#### What you will do:
Each of the records below must be reproduced exactly.

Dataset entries
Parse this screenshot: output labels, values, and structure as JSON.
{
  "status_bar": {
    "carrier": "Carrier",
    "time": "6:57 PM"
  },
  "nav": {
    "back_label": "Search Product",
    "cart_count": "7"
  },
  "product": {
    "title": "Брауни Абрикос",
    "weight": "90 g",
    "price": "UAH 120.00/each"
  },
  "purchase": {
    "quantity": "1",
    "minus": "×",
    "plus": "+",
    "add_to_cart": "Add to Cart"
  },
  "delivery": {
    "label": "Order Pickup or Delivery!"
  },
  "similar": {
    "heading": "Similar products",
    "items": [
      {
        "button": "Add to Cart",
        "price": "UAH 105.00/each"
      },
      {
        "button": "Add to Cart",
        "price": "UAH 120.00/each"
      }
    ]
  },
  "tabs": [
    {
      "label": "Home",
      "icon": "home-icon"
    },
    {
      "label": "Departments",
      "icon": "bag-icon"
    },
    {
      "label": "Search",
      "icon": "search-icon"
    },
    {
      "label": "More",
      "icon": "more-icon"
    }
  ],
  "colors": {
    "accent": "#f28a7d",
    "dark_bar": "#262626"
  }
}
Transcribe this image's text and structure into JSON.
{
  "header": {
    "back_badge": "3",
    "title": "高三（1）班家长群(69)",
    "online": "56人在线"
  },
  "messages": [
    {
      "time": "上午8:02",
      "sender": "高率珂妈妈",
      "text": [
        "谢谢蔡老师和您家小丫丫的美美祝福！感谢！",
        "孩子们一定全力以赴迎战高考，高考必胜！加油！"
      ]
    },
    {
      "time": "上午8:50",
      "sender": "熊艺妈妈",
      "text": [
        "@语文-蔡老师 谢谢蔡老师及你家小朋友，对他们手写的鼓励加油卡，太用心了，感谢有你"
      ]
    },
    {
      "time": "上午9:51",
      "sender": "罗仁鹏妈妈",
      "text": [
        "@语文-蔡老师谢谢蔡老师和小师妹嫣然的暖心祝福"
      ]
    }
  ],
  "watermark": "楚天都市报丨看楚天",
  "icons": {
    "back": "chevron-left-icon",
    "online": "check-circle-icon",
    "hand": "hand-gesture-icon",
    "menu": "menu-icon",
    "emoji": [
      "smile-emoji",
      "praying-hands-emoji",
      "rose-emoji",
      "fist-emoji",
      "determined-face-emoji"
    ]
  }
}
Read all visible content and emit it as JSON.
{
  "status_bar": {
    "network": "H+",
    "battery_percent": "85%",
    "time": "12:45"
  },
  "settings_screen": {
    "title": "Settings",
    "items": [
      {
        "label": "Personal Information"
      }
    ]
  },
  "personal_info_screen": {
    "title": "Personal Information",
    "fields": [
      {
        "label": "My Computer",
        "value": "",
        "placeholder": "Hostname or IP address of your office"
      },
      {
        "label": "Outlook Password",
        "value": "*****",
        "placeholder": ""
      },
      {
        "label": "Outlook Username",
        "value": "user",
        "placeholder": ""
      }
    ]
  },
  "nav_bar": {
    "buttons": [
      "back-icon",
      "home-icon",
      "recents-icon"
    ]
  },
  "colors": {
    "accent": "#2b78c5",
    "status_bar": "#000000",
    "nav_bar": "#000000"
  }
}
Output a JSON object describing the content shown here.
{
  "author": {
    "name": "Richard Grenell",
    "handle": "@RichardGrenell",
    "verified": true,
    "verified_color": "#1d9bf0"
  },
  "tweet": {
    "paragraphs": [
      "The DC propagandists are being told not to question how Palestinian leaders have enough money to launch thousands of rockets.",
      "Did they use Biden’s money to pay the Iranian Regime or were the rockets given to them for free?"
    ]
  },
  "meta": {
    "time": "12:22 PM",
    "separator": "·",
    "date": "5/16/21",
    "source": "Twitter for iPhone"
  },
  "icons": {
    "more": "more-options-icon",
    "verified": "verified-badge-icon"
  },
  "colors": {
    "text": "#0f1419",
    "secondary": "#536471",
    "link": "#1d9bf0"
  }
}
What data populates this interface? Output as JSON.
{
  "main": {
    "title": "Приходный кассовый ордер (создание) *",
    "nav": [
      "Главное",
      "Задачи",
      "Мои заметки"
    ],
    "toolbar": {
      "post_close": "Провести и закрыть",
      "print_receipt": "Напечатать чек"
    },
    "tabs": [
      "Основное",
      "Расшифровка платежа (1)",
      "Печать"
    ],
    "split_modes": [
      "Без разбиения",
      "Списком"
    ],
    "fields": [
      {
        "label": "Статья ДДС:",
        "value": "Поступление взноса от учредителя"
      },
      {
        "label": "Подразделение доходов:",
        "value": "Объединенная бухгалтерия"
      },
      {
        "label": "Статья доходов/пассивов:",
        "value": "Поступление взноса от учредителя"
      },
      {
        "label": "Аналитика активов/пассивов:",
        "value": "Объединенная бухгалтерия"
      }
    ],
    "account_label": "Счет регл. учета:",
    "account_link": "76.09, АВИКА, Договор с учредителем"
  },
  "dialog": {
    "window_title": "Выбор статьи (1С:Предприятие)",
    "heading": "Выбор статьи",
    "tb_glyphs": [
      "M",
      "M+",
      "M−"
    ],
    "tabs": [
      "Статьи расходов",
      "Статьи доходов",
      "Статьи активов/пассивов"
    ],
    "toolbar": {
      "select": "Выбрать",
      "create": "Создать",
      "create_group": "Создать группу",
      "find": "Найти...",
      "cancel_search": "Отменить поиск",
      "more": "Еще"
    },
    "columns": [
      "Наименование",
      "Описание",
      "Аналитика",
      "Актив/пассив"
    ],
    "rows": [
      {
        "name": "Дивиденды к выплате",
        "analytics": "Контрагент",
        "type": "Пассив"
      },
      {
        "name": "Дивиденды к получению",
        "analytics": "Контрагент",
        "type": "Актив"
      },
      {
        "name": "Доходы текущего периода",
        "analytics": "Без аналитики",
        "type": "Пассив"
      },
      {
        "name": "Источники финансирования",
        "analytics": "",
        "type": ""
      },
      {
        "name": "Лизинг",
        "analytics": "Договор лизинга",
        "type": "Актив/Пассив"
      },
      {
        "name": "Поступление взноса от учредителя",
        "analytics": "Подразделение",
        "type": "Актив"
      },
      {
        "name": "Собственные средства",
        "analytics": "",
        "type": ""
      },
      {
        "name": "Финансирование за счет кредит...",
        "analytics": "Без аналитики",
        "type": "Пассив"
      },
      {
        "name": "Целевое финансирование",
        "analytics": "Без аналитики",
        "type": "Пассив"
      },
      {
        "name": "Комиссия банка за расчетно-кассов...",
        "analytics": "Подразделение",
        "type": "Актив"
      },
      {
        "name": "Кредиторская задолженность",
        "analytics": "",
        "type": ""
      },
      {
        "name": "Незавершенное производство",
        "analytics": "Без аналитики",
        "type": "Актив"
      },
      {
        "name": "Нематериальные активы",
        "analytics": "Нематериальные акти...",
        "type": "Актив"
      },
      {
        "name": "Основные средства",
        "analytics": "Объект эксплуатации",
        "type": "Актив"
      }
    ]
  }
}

#### Written answer:
Parse this screenshot: output labels, values, and structure as JSON.
{
  "status_bar": {
    "carrier": "Carrier",
    "time": "6:57 PM"
  },
  "nav": {
    "back_label": "Search Product",
    "cart_count": "7"
  },
  "product": {
    "title": "Брауни Абрикос",
    "weight": "90 g",
    "price": "UAH 120.00/each"
  },
  "purchase": {
    "quantity": "1",
    "minus": "×",
    "plus": "+",
    "add_to_cart": "Add to Cart"
  },
  "delivery": {
    "label": "Order Pickup or Delivery!"
  },
  "similar": {
    "heading": "Similar products",
    "items": [
      {
        "button": "Add to Cart",
        "price": "UAH 105.00/each"
      },
      {
        "button": "Add to Cart",
        "price": "UAH 120.00/each"
      }
    ]
  },
  "tabs": [
    {
      "label": "Home",
      "icon": "home-icon"
    },
    {
      "label": "Departments",
      "icon": "bag-icon"
    },
    {
      "label": "Search",
      "icon": "search-icon"
    },
    {
      "label": "More",
      "icon": "more-icon"
    }
  ],
  "colors": {
    "accent": "#f28a7d",
    "dark_bar": "#262626"
  }
}
Transcribe this image's text and structure into JSON.
{
  "header": {
    "back_badge": "3",
    "title": "高三（1）班家长群(69)",
    "online": "56人在线"
  },
  "messages": [
    {
      "time": "上午8:02",
      "sender": "高率珂妈妈",
      "text": [
        "谢谢蔡老师和您家小丫丫的美美祝福！感谢！",
        "孩子们一定全力以赴迎战高考，高考必胜！加油！"
      ]
    },
    {
      "time": "上午8:50",
      "sender": "熊艺妈妈",
      "text": [
        "@语文-蔡老师 谢谢蔡老师及你家小朋友，对他们手写的鼓励加油卡，太用心了，感谢有你"
      ]
    },
    {
      "time": "上午9:51",
      "sender": "罗仁鹏妈妈",
      "text": [
        "@语文-蔡老师谢谢蔡老师和小师妹嫣然的暖心祝福"
      ]
    }
  ],
  "watermark": "楚天都市报丨看楚天",
  "icons": {
    "back": "chevron-left-icon",
    "online": "check-circle-icon",
    "hand": "hand-gesture-icon",
    "menu": "menu-icon",
    "emoji": [
      "smile-emoji",
      "praying-hands-emoji",
      "rose-emoji",
      "fist-emoji",
      "determined-face-emoji"
    ]
  }
}
Read all visible content and emit it as JSON.
{
  "status_bar": {
    "network": "H+",
    "battery_percent": "85%",
    "time": "12:45"
  },
  "settings_screen": {
    "title": "Settings",
    "items": [
      {
        "label": "Personal Information"
      }
    ]
  },
  "personal_info_screen": {
    "title": "Personal Information",
    "fields": [
      {
        "label": "My Computer",
        "value": "",
        "placeholder": "Hostname or IP address of your office"
      },
      {
        "label": "Outlook Password",
        "value": "*****",
        "placeholder": ""
      },
      {
        "label": "Outlook Username",
        "value": "user",
        "placeholder": ""
      }
    ]
  },
  "nav_bar": {
    "buttons": [
      "back-icon",
      "home-icon",
      "recents-icon"
    ]
  },
  "colors": {
    "accent": "#2b78c5",
    "status_bar": "#000000",
    "nav_bar": "#000000"
  }
}
Output a JSON object describing the content shown here.
{
  "author": {
    "name": "Richard Grenell",
    "handle": "@RichardGrenell",
    "verified": true,
    "verified_color": "#1d9bf0"
  },
  "tweet": {
    "paragraphs": [
      "The DC propagandists are being told not to question how Palestinian leaders have enough money to launch thousands of rockets.",
      "Did they use Biden’s money to pay the Iranian Regime or were the rockets given to them for free?"
    ]
  },
  "meta": {
    "time": "12:22 PM",
    "separator": "·",
    "date": "5/16/21",
    "source": "Twitter for iPhone"
  },
  "icons": {
    "more": "more-options-icon",
    "verified": "verified-badge-icon"
  },
  "colors": {
    "text": "#0f1419",
    "secondary": "#536471",
    "link": "#1d9bf0"
  }
}
What data populates this interface? Output as JSON.
{
  "main": {
    "title": "Приходный кассовый ордер (создание) *",
    "nav": [
      "Главное",
      "Задачи",
      "Мои заметки"
    ],
    "toolbar": {
      "post_close": "Провести и закрыть",
      "print_receipt": "Напечатать чек"
    },
    "tabs": [
      "Основное",
      "Расшифровка платежа (1)",
      "Печать"
    ],
    "split_modes": [
      "Без разбиения",
      "Списком"
    ],
    "fields": [
      {
        "label": "Статья ДДС:",
        "value": "Поступление взноса от учредителя"
      },
      {
        "label": "Подразделение доходов:",
        "value": "Объединенная бухгалтерия"
      },
      {
        "label": "Статья доходов/пассивов:",
        "value": "Поступление взноса от учредителя"
      },
      {
        "label": "Аналитика активов/пассивов:",
        "value": "Объединенная бухгалтерия"
      }
    ],
    "account_label": "Счет регл. учета:",
    "account_link": "76.09, АВИКА, Договор с учредителем"
  },
  "dialog": {
    "window_title": "Выбор статьи (1С:Предприятие)",
    "heading": "Выбор статьи",
    "tb_glyphs": [
      "M",
      "M+",
      "M−"
    ],
    "tabs": [
      "Статьи расходов",
      "Статьи доходов",
      "Статьи активов/пассивов"
    ],
    "toolbar": {
      "select": "Выбрать",
      "create": "Создать",
      "create_group": "Создать группу",
      "find": "Найти...",
      "cancel_search": "Отменить поиск",
      "more": "Еще"
    },
    "columns": [
      "Наименование",
      "Описание",
      "Аналитика",
      "Актив/пассив"
    ],
    "rows": [
      {
        "name": "Дивиденды к выплате",
        "analytics": "Контрагент",
        "type": "Пассив"
      },
      {
        "name": "Дивиденды к получению",
        "analytics": "Контрагент",
        "type": "Актив"
      },
      {
        "name": "Доходы текущего периода",
        "analytics": "Без аналитики",
        "type": "Пассив"
      },
      {
        "name": "Источники финансирования",
        "analytics": "",
        "type": ""
      },
      {
        "name": "Лизинг",
        "analytics": "Договор лизинга",
        "type": "Актив/Пассив"
      },
      {
        "name": "Поступление взноса от учредителя",
        "analytics": "Подразделение",
        "type": "Актив"
      },
      {
        "name": "Собственные средства",
        "analytics": "",
        "type": ""
      },
      {
        "name": "Финансирование за счет кредит...",
        "analytics": "Без аналитики",
        "type": "Пассив"
      },
      {
        "name": "Целевое финансирование",
        "analytics": "Без аналитики",
        "type": "Пассив"
      },
      {
        "name": "Комиссия банка за расчетно-кассов...",
        "analytics": "Подразделение",
        "type": "Актив"
      },
      {
        "name": "Кредиторская задолженность",
        "analytics": "",
        "type": ""
      },
      {
        "name": "Незавершенное производство",
        "analytics": "Без аналитики",
        "type": "Актив"
      },
      {
        "name": "Нематериальные активы",
        "analytics": "Нематериальные акти...",
        "type": "Актив"
      },
      {
        "name": "Основные средства",
        "analytics": "Объект эксплуатации",
        "type": "Актив"
      }
    ]
  }
}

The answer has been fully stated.